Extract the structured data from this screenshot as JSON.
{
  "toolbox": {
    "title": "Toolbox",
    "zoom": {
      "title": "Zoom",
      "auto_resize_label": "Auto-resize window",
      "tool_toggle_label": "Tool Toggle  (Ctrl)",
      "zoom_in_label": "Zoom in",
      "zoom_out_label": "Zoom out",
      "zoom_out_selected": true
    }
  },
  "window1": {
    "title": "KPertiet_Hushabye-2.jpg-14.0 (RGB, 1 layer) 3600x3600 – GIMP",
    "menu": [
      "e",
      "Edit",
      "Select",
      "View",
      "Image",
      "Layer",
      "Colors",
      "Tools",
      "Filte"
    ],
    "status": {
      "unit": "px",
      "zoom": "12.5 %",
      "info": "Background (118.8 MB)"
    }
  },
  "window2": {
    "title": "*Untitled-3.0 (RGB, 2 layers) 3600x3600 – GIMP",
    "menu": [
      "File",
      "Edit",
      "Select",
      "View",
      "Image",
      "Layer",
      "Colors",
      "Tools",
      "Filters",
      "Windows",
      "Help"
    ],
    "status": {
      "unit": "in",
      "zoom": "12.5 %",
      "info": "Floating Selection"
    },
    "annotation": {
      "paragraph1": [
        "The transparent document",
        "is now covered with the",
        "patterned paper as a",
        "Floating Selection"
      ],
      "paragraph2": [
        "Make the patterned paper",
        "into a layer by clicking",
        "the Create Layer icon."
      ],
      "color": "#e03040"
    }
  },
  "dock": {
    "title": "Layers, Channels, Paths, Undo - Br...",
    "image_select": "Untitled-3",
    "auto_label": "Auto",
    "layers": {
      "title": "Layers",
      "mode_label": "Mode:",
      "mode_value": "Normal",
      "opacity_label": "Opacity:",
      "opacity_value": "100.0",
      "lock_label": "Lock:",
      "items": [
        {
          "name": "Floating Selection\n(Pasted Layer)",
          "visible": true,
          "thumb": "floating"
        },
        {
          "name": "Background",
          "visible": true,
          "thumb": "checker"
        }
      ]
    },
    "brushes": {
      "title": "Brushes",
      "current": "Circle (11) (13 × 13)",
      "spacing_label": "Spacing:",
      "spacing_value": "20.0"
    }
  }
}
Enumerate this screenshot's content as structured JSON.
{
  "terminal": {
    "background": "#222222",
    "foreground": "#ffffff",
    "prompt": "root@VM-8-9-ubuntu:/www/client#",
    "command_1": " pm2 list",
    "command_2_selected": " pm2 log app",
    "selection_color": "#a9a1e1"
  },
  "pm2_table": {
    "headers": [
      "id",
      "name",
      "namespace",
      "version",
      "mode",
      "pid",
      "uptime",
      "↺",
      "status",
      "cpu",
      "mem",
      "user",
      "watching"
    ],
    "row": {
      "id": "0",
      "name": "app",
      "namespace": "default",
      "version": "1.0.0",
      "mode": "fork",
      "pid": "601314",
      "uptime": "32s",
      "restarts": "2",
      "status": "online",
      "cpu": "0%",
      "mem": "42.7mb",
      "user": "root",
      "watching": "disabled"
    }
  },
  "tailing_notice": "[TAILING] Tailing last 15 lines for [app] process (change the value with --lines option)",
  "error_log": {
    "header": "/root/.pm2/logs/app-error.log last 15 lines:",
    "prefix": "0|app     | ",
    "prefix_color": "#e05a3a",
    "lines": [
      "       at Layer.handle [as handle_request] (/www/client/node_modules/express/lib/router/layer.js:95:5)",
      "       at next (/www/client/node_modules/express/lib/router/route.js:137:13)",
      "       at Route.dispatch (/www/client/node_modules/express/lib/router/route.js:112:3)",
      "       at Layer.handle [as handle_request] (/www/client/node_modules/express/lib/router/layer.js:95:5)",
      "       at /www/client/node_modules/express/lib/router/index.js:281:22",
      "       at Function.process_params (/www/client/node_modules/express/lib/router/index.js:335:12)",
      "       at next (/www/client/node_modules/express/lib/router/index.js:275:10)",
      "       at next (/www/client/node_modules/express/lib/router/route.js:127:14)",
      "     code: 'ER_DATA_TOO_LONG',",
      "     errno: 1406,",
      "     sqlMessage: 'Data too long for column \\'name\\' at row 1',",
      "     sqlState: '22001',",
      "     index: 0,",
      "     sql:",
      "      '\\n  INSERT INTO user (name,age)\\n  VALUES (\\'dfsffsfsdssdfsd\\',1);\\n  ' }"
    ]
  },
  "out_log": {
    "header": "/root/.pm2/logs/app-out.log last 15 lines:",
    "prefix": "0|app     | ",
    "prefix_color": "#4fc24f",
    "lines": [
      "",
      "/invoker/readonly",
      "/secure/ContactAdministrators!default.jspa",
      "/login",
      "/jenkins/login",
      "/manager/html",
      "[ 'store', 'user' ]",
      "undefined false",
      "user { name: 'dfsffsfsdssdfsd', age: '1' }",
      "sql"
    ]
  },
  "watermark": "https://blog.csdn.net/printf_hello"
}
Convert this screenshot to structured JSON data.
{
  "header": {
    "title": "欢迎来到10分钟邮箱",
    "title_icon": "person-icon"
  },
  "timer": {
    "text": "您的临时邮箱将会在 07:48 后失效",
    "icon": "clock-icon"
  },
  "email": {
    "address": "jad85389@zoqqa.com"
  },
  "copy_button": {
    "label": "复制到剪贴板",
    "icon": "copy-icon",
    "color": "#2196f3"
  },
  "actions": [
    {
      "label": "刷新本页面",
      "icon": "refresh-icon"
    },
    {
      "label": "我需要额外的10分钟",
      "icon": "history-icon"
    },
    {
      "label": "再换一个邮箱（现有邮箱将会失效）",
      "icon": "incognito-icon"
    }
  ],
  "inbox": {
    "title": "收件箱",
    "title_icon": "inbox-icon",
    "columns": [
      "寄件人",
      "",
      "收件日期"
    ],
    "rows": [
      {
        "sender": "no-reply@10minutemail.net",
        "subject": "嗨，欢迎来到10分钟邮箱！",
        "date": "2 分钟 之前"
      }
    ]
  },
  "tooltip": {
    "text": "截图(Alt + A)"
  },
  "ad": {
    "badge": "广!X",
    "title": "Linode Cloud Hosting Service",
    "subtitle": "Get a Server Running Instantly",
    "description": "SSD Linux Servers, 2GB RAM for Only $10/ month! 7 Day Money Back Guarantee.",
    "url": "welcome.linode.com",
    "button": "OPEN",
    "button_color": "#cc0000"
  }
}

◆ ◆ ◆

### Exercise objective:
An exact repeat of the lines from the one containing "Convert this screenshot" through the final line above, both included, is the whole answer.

### Solution:
Convert this screenshot to structured JSON data.
{
  "header": {
    "title": "欢迎来到10分钟邮箱",
    "title_icon": "person-icon"
  },
  "timer": {
    "text": "您的临时邮箱将会在 07:48 后失效",
    "icon": "clock-icon"
  },
  "email": {
    "address": "jad85389@zoqqa.com"
  },
  "copy_button": {
    "label": "复制到剪贴板",
    "icon": "copy-icon",
    "color": "#2196f3"
  },
  "actions": [
    {
      "label": "刷新本页面",
      "icon": "refresh-icon"
    },
    {
      "label": "我需要额外的10分钟",
      "icon": "history-icon"
    },
    {
      "label": "再换一个邮箱（现有邮箱将会失效）",
      "icon": "incognito-icon"
    }
  ],
  "inbox": {
    "title": "收件箱",
    "title_icon": "inbox-icon",
    "columns": [
      "寄件人",
      "",
      "收件日期"
    ],
    "rows": [
      {
        "sender": "no-reply@10minutemail.net",
        "subject": "嗨，欢迎来到10分钟邮箱！",
        "date": "2 分钟 之前"
      }
    ]
  },
  "tooltip": {
    "text": "截图(Alt + A)"
  },
  "ad": {
    "badge": "广!X",
    "title": "Linode Cloud Hosting Service",
    "subtitle": "Get a Server Running Instantly",
    "description": "SSD Linux Servers, 2GB RAM for Only $10/ month! 7 Day Money Back Guarantee.",
    "url": "welcome.linode.com",
    "button": "OPEN",
    "button_color": "#cc0000"
  }
}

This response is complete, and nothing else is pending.